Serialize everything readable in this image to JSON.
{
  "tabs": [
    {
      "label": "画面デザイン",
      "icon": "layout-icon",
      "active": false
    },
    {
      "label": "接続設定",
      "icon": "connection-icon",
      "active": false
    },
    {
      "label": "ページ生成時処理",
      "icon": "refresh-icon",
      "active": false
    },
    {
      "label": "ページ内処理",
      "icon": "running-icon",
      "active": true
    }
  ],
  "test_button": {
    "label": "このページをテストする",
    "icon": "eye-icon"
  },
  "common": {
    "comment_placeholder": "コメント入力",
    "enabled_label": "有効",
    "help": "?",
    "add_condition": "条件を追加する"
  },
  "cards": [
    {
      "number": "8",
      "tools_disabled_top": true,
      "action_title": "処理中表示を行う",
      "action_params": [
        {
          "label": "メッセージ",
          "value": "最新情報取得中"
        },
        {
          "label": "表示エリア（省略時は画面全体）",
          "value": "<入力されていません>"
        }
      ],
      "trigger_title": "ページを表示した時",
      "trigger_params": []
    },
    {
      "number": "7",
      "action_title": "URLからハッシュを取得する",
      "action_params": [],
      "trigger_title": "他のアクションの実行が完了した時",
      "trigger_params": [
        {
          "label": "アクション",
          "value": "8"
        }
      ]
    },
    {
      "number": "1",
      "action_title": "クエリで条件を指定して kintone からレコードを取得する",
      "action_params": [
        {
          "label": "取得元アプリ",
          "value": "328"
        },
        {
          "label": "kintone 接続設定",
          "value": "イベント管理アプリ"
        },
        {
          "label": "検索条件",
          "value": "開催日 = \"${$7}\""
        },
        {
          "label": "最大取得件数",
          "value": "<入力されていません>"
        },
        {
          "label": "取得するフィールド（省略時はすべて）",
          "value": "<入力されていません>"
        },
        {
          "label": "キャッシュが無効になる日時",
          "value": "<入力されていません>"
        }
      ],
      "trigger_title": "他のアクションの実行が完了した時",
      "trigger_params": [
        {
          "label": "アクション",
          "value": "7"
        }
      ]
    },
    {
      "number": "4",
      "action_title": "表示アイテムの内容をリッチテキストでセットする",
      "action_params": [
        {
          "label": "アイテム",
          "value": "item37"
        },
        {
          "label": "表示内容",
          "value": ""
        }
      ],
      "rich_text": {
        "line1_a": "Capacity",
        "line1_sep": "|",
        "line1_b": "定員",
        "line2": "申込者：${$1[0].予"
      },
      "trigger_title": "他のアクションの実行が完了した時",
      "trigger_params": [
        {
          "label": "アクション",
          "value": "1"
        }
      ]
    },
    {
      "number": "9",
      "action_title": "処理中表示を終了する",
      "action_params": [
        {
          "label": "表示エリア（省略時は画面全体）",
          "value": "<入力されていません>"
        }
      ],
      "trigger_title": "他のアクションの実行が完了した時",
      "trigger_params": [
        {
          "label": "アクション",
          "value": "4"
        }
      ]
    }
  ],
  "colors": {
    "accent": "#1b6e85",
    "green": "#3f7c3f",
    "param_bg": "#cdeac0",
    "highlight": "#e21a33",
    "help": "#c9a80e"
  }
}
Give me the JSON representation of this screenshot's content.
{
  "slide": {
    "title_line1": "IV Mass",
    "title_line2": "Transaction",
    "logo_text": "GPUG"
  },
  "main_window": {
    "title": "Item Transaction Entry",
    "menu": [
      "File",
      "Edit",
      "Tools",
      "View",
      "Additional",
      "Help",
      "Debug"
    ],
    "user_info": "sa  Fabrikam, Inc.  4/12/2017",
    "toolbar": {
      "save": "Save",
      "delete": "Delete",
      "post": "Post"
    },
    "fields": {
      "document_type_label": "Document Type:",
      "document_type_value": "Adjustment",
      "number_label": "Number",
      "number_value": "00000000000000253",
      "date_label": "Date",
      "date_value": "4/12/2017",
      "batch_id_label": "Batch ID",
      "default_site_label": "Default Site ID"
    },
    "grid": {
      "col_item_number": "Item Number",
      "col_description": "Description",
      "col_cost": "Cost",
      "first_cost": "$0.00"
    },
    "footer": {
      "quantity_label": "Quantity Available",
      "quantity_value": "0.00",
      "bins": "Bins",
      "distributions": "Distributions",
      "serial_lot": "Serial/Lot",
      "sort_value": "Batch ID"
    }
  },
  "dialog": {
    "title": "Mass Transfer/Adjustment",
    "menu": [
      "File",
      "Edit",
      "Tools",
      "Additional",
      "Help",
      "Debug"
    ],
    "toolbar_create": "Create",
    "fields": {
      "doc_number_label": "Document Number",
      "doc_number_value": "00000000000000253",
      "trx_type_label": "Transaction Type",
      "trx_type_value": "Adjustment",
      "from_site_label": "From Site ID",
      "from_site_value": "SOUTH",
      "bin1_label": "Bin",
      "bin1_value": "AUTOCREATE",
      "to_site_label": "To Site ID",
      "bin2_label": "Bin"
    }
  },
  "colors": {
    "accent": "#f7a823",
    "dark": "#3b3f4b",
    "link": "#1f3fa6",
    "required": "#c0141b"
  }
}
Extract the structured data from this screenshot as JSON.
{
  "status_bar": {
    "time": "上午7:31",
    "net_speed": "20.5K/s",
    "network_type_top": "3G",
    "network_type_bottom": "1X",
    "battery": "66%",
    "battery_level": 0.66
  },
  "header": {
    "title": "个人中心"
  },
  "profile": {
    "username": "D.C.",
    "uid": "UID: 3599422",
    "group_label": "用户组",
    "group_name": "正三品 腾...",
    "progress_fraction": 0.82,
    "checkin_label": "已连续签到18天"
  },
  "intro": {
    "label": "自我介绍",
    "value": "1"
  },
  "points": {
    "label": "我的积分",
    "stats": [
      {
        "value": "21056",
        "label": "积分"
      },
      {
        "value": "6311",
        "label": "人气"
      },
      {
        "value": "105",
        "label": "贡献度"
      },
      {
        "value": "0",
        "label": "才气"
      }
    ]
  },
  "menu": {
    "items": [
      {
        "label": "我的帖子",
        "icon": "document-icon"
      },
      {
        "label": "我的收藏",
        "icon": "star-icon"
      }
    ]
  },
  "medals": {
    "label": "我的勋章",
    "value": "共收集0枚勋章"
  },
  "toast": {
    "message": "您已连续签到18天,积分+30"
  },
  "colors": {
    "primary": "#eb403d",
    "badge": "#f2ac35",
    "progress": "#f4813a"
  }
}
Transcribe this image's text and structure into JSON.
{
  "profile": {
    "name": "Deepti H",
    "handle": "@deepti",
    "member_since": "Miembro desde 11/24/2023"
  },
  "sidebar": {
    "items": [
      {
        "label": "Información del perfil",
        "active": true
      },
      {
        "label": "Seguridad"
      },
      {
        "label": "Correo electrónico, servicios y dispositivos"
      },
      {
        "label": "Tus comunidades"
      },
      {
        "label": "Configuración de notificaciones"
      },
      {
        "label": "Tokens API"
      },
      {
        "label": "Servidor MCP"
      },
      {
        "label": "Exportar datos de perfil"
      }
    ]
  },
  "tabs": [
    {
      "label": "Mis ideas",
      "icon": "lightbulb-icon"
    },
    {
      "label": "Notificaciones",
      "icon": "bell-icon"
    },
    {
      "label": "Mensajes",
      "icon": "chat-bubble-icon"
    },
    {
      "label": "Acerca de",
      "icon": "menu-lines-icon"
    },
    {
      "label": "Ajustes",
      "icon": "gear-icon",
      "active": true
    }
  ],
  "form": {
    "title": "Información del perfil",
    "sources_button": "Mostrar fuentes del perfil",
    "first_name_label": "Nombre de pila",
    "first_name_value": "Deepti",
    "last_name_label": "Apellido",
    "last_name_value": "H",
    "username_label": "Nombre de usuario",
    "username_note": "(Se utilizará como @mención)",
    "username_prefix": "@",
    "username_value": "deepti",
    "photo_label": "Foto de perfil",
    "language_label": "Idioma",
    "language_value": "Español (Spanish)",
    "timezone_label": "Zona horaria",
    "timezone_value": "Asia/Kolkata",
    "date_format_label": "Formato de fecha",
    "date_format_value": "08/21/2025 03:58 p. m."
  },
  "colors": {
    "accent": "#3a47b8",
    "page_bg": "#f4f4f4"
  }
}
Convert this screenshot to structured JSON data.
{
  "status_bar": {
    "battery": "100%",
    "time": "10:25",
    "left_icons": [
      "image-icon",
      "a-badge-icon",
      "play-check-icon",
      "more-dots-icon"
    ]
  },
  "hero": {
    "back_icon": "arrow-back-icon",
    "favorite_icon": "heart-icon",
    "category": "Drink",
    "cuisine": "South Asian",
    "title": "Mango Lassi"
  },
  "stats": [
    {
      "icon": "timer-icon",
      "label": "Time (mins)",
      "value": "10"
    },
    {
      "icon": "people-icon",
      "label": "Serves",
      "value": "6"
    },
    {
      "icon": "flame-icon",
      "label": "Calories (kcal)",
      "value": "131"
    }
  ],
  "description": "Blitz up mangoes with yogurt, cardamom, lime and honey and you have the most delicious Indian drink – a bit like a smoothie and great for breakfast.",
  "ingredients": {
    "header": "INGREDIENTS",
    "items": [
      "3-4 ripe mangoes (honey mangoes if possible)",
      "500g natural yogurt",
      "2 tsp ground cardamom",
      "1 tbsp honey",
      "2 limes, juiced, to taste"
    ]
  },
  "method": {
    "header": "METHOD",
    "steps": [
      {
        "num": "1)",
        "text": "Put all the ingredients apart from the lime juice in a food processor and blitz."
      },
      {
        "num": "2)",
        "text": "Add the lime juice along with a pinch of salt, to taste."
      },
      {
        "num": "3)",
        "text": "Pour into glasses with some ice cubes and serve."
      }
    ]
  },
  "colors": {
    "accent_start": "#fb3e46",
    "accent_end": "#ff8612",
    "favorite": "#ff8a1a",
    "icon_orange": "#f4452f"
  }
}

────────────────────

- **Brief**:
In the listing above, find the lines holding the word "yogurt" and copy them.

- **Your response**:
  "description": "Blitz up mangoes with yogurt, cardamom, lime and honey and you have the most delicious Indian drink – a bit like a smoothie and great for breakfast.",
      "500g natural yogurt",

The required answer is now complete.